Reproduce the complete set of records exactly. No picture is to appear in the copy.

DATA TO EXAMINE -
□ □ □

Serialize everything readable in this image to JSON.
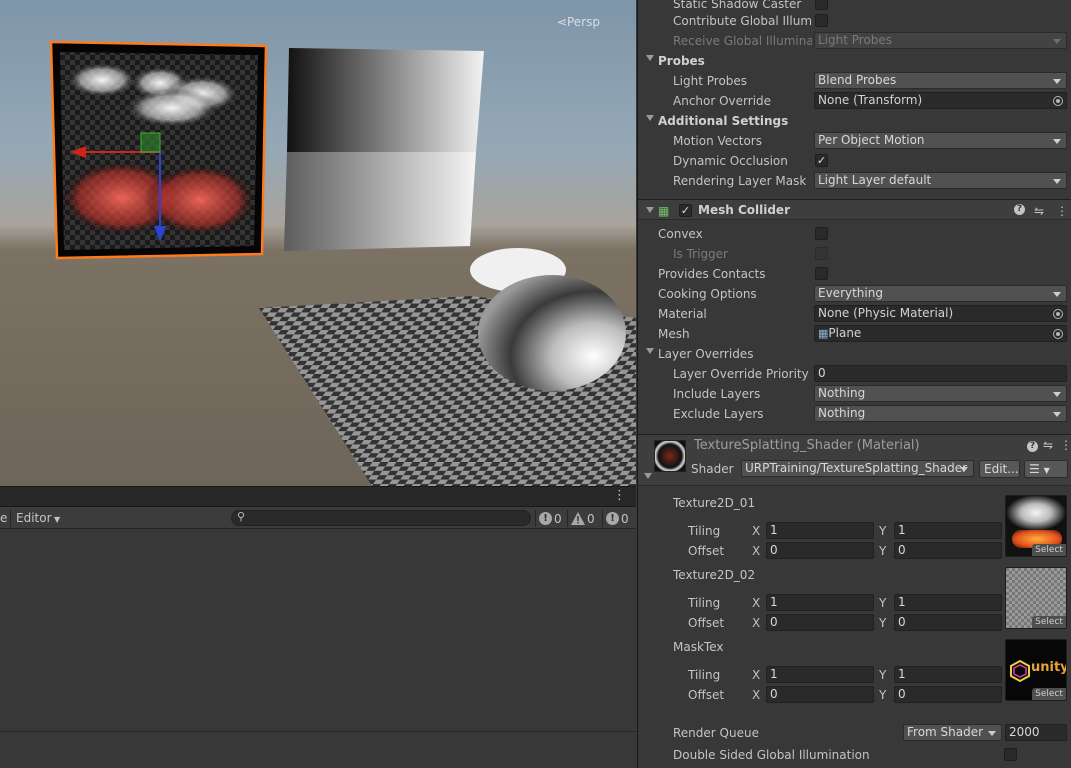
{
  "scene": {
    "camera_label": "Persp"
  },
  "console": {
    "editor_label": "Editor",
    "clip_label": "e",
    "search_placeholder": "",
    "log_count": "0",
    "warning_count": "0",
    "error_count": "0"
  },
  "inspector": {
    "mesh_renderer": {
      "static_shadow_caster": "Static Shadow Caster",
      "contribute_gi": "Contribute Global Illumination",
      "receive_gi": {
        "label": "Receive Global Illumination",
        "value": "Light Probes"
      },
      "probes_header": "Probes",
      "light_probes": {
        "label": "Light Probes",
        "value": "Blend Probes"
      },
      "anchor_override": {
        "label": "Anchor Override",
        "value": "None (Transform)"
      },
      "additional_header": "Additional Settings",
      "motion_vectors": {
        "label": "Motion Vectors",
        "value": "Per Object Motion"
      },
      "dynamic_occlusion": {
        "label": "Dynamic Occlusion",
        "checked": true
      },
      "rendering_layer_mask": {
        "label": "Rendering Layer Mask",
        "value": "Light Layer default"
      }
    },
    "mesh_collider": {
      "title": "Mesh Collider",
      "convex": "Convex",
      "is_trigger": "Is Trigger",
      "provides_contacts": "Provides Contacts",
      "cooking_options": {
        "label": "Cooking Options",
        "value": "Everything"
      },
      "material": {
        "label": "Material",
        "value": "None (Physic Material)"
      },
      "mesh": {
        "label": "Mesh",
        "value": "Plane"
      },
      "layer_overrides_header": "Layer Overrides",
      "layer_override_priority": {
        "label": "Layer Override Priority",
        "value": "0"
      },
      "include_layers": {
        "label": "Include Layers",
        "value": "Nothing"
      },
      "exclude_layers": {
        "label": "Exclude Layers",
        "value": "Nothing"
      }
    },
    "material": {
      "title": "TextureSplatting_Shader (Material)",
      "shader_label": "Shader",
      "shader_value": "URPTraining/TextureSplatting_Shader",
      "edit_button": "Edit...",
      "textures": [
        {
          "name": "Texture2D_01",
          "tiling_x": "1",
          "tiling_y": "1",
          "offset_x": "0",
          "offset_y": "0"
        },
        {
          "name": "Texture2D_02",
          "tiling_x": "1",
          "tiling_y": "1",
          "offset_x": "0",
          "offset_y": "0"
        },
        {
          "name": "MaskTex",
          "tiling_x": "1",
          "tiling_y": "1",
          "offset_x": "0",
          "offset_y": "0"
        }
      ],
      "tiling_label": "Tiling",
      "offset_label": "Offset",
      "x_label": "X",
      "y_label": "Y",
      "select_label": "Select",
      "mask_logo_text": "unity",
      "render_queue": {
        "label": "Render Queue",
        "mode": "From Shader",
        "value": "2000"
      },
      "double_sided_gi": "Double Sided Global Illumination"
    }
  }
}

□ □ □

EXERCISE OUTPUT -
Serialize everything readable in this image to JSON.
{
  "scene": {
    "camera_label": "Persp"
  },
  "console": {
    "editor_label": "Editor",
    "clip_label": "e",
    "search_placeholder": "",
    "log_count": "0",
    "warning_count": "0",
    "error_count": "0"
  },
  "inspector": {
    "mesh_renderer": {
      "static_shadow_caster": "Static Shadow Caster",
      "contribute_gi": "Contribute Global Illumination",
      "receive_gi": {
        "label": "Receive Global Illumination",
        "value": "Light Probes"
      },
      "probes_header": "Probes",
      "light_probes": {
        "label": "Light Probes",
        "value": "Blend Probes"
      },
      "anchor_override": {
        "label": "Anchor Override",
        "value": "None (Transform)"
      },
      "additional_header": "Additional Settings",
      "motion_vectors": {
        "label": "Motion Vectors",
        "value": "Per Object Motion"
      },
      "dynamic_occlusion": {
        "label": "Dynamic Occlusion",
        "checked": true
      },
      "rendering_layer_mask": {
        "label": "Rendering Layer Mask",
        "value": "Light Layer default"
      }
    },
    "mesh_collider": {
      "title": "Mesh Collider",
      "convex": "Convex",
      "is_trigger": "Is Trigger",
      "provides_contacts": "Provides Contacts",
      "cooking_options": {
        "label": "Cooking Options",
        "value": "Everything"
      },
      "material": {
        "label": "Material",
        "value": "None (Physic Material)"
      },
      "mesh": {
        "label": "Mesh",
        "value": "Plane"
      },
      "layer_overrides_header": "Layer Overrides",
      "layer_override_priority": {
        "label": "Layer Override Priority",
        "value": "0"
      },
      "include_layers": {
        "label": "Include Layers",
        "value": "Nothing"
      },
      "exclude_layers": {
        "label": "Exclude Layers",
        "value": "Nothing"
      }
    },
    "material": {
      "title": "TextureSplatting_Shader (Material)",
      "shader_label": "Shader",
      "shader_value": "URPTraining/TextureSplatting_Shader",
      "edit_button": "Edit...",
      "textures": [
        {
          "name": "Texture2D_01",
          "tiling_x": "1",
          "tiling_y": "1",
          "offset_x": "0",
          "offset_y": "0"
        },
        {
          "name": "Texture2D_02",
          "tiling_x": "1",
          "tiling_y": "1",
          "offset_x": "0",
          "offset_y": "0"
        },
        {
          "name": "MaskTex",
          "tiling_x": "1",
          "tiling_y": "1",
          "offset_x": "0",
          "offset_y": "0"
        }
      ],
      "tiling_label": "Tiling",
      "offset_label": "Offset",
      "x_label": "X",
      "y_label": "Y",
      "select_label": "Select",
      "mask_logo_text": "unity",
      "render_queue": {
        "label": "Render Queue",
        "mode": "From Shader",
        "value": "2000"
      },
      "double_sided_gi": "Double Sided Global Illumination"
    }
  }
}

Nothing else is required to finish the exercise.